LONDON • At an age when many artists have seen their creative output slow down, Peter Blake says he has never felt less constrained - and, at 83, he considers himself fortunate to have good eyesight and a steady hand.
The artist, who has inspired a thousand parlour games with his cover collage for the 1967 Beatles album, Sgt. Pepper's Lonely Hearts Club Band, has just opened a show at the Waddington Custot Galleries here. About half of the 78 works in it were produced this year.
"What it means is, you can go daft, you can do anything," he said in an interview in his light-filled London living room. "So I gave myself carte blanche to be in my late period and be a slightly eccentric old man."
His eccentricities have been on display his entire career.
What it means is, you can go daft, you can do anything. So I gave myself carte blanche to be in my late period and be a slightly eccentric old man.
BRITISH ARTIST PETER BLAKE, who just opened a show at the Waddington Custot Galleries
The Waddington show, Peter Blake: Portraits And People, which runs through Jan 30, revisits his favourite subjects: professional wrestlers, circus performers - people "outside the norm", he said - and Elvis Presley, his lifelong idol.
The gallery's central space is filled with oil paintings and watercolours derived from found images. A series of tattooed figures is based on 19th-century French prisoner photographs; another series depicts mostly imaginary wrestlers and entertainers. The teary, red- nosed Krankie The Klown riffs on a photograph of Robert De Niro. Cowboy Jake Rodeo has the eyes of Brad Pitt and the nose of rugby player Mike Tindall.
"He's got an extraordinary painterly touch," said Martin Gayford, a British critic and author who has followed Blake's career. Because of his subject matter, Blake has been branded a Pop artist, but Gayford said that label had never really suited him.
"His roots come out of English folk art more than out of Pop, as it's understood in terms of Andy Warhol and Roy Lichtenstein."
Blake, who received a knighthood in 2002, is part of a generation of British artists in their 70s and 80s who are still producing and showing works. Yet his name recognition and prices have lagged behind contemporaries such as David Hockney, 78, who will have a portrait show opening at the Royal Academy of Arts in July.

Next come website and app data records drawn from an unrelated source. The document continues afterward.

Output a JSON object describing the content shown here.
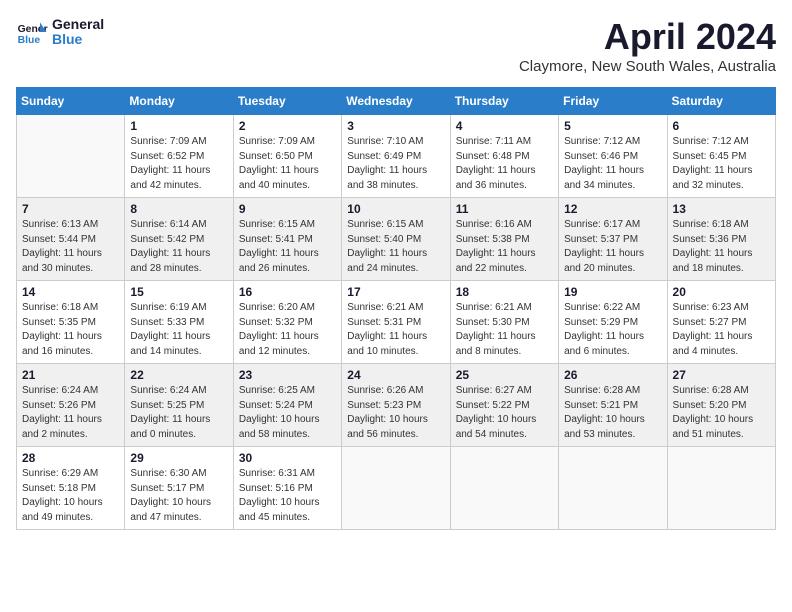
{
  "logo": {
    "line1": "General",
    "line2": "Blue"
  },
  "title": "April 2024",
  "subtitle": "Claymore, New South Wales, Australia",
  "days_of_week": [
    "Sunday",
    "Monday",
    "Tuesday",
    "Wednesday",
    "Thursday",
    "Friday",
    "Saturday"
  ],
  "weeks": [
    [
      {
        "day": "",
        "info": ""
      },
      {
        "day": "1",
        "info": "Sunrise: 7:09 AM\nSunset: 6:52 PM\nDaylight: 11 hours\nand 42 minutes."
      },
      {
        "day": "2",
        "info": "Sunrise: 7:09 AM\nSunset: 6:50 PM\nDaylight: 11 hours\nand 40 minutes."
      },
      {
        "day": "3",
        "info": "Sunrise: 7:10 AM\nSunset: 6:49 PM\nDaylight: 11 hours\nand 38 minutes."
      },
      {
        "day": "4",
        "info": "Sunrise: 7:11 AM\nSunset: 6:48 PM\nDaylight: 11 hours\nand 36 minutes."
      },
      {
        "day": "5",
        "info": "Sunrise: 7:12 AM\nSunset: 6:46 PM\nDaylight: 11 hours\nand 34 minutes."
      },
      {
        "day": "6",
        "info": "Sunrise: 7:12 AM\nSunset: 6:45 PM\nDaylight: 11 hours\nand 32 minutes."
      }
    ],
    [
      {
        "day": "7",
        "info": "Sunrise: 6:13 AM\nSunset: 5:44 PM\nDaylight: 11 hours\nand 30 minutes."
      },
      {
        "day": "8",
        "info": "Sunrise: 6:14 AM\nSunset: 5:42 PM\nDaylight: 11 hours\nand 28 minutes."
      },
      {
        "day": "9",
        "info": "Sunrise: 6:15 AM\nSunset: 5:41 PM\nDaylight: 11 hours\nand 26 minutes."
      },
      {
        "day": "10",
        "info": "Sunrise: 6:15 AM\nSunset: 5:40 PM\nDaylight: 11 hours\nand 24 minutes."
      },
      {
        "day": "11",
        "info": "Sunrise: 6:16 AM\nSunset: 5:38 PM\nDaylight: 11 hours\nand 22 minutes."
      },
      {
        "day": "12",
        "info": "Sunrise: 6:17 AM\nSunset: 5:37 PM\nDaylight: 11 hours\nand 20 minutes."
      },
      {
        "day": "13",
        "info": "Sunrise: 6:18 AM\nSunset: 5:36 PM\nDaylight: 11 hours\nand 18 minutes."
      }
    ],
    [
      {
        "day": "14",
        "info": "Sunrise: 6:18 AM\nSunset: 5:35 PM\nDaylight: 11 hours\nand 16 minutes."
      },
      {
        "day": "15",
        "info": "Sunrise: 6:19 AM\nSunset: 5:33 PM\nDaylight: 11 hours\nand 14 minutes."
      },
      {
        "day": "16",
        "info": "Sunrise: 6:20 AM\nSunset: 5:32 PM\nDaylight: 11 hours\nand 12 minutes."
      },
      {
        "day": "17",
        "info": "Sunrise: 6:21 AM\nSunset: 5:31 PM\nDaylight: 11 hours\nand 10 minutes."
      },
      {
        "day": "18",
        "info": "Sunrise: 6:21 AM\nSunset: 5:30 PM\nDaylight: 11 hours\nand 8 minutes."
      },
      {
        "day": "19",
        "info": "Sunrise: 6:22 AM\nSunset: 5:29 PM\nDaylight: 11 hours\nand 6 minutes."
      },
      {
        "day": "20",
        "info": "Sunrise: 6:23 AM\nSunset: 5:27 PM\nDaylight: 11 hours\nand 4 minutes."
      }
    ],
    [
      {
        "day": "21",
        "info": "Sunrise: 6:24 AM\nSunset: 5:26 PM\nDaylight: 11 hours\nand 2 minutes."
      },
      {
        "day": "22",
        "info": "Sunrise: 6:24 AM\nSunset: 5:25 PM\nDaylight: 11 hours\nand 0 minutes."
      },
      {
        "day": "23",
        "info": "Sunrise: 6:25 AM\nSunset: 5:24 PM\nDaylight: 10 hours\nand 58 minutes."
      },
      {
        "day": "24",
        "info": "Sunrise: 6:26 AM\nSunset: 5:23 PM\nDaylight: 10 hours\nand 56 minutes."
      },
      {
        "day": "25",
        "info": "Sunrise: 6:27 AM\nSunset: 5:22 PM\nDaylight: 10 hours\nand 54 minutes."
      },
      {
        "day": "26",
        "info": "Sunrise: 6:28 AM\nSunset: 5:21 PM\nDaylight: 10 hours\nand 53 minutes."
      },
      {
        "day": "27",
        "info": "Sunrise: 6:28 AM\nSunset: 5:20 PM\nDaylight: 10 hours\nand 51 minutes."
      }
    ],
    [
      {
        "day": "28",
        "info": "Sunrise: 6:29 AM\nSunset: 5:18 PM\nDaylight: 10 hours\nand 49 minutes."
      },
      {
        "day": "29",
        "info": "Sunrise: 6:30 AM\nSunset: 5:17 PM\nDaylight: 10 hours\nand 47 minutes."
      },
      {
        "day": "30",
        "info": "Sunrise: 6:31 AM\nSunset: 5:16 PM\nDaylight: 10 hours\nand 45 minutes."
      },
      {
        "day": "",
        "info": ""
      },
      {
        "day": "",
        "info": ""
      },
      {
        "day": "",
        "info": ""
      },
      {
        "day": "",
        "info": ""
      }
    ]
  ]
}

Mr Christoph Grunenberg, a former director of Tate Liverpool and the curator of a 2007 Blake retrospective there, said the "quaint, eccentric nature" of Blake's work was out of step with today's art-world tastes. He is a "quintessentially British artist", Mr Grunenberg said. "He always harks back to some nostalgic vision of Britain."
Mr Grunenberg, now director of the Kunsthalle Bremen in Germany, noted that Blake had also continued to make relatively small works in traditional media, even as artists such as Hockney had produced large-scale pieces and experimented with new technologies. An electrician's son from Kent, in south-east England, Blake went straight to art school after World War II and began depicting his passions, including the theatre and rock 'n' roll, considered somewhat subversive at the time.
An early work, Self-Portrait With Badges, from 1961, now at Tate Britain, shows Blake wearing jeans and a denim jacket covered with badges and holding a magazine titled Elvis. Like much of his art, it is autobiographical: a frank representation of his young self and his obsession with popular culture.
In the early 1960s, he met and became friends with Paul McCartney, and through the intercession of an astute art dealer, Blake received the commission to design the cover for Sgt. Pepper. Few of his works since then have lodged themselves in the popular consciousness.
Blake said he found that "quite often the work I was doing at any one time wasn't fashionable at that time".
He said he had made matters worse by boycotting New York for four decades - having received nasty reviews in a 1962 exhibition there - and by refusing to sell to Charles Saatchi, the British art world's long-time kingmaker, whom he viewed as a dealer, not a collector.
"A shot in each foot," he said of those career moves, adding that he regretted neither.
The highest price paid for a Blake work at auction was in June when Boys With New Ties, an oil painting from around 1955, sold at Christie's for £662,500 (S$1.3 million). A mixed-media shrine to Elvis is the most expensive work in the Waddington show, at £400,000.
"I've never aimed to be very rich," Blake said. "I've never done it for money." He described himself as "comfortable now", but not rich in the terms of Jeff Koons or Damien Hirst.
These days, he is busy "clearing the desk", he said, adding: "There's still a group of ambitions that I'm now trying to tick off."
Those include illustrating Molly Bloom's soliloquy in Ulysses and F. Scott Fitzgerald's The Great Gatsby, his favourite book, he said.
He is also making additional illustrations of the Dylan Thomas drama Under Milk Wood, for which he produced 110 works on paper, which were published in a book in 2013.
NEW YORK TIMES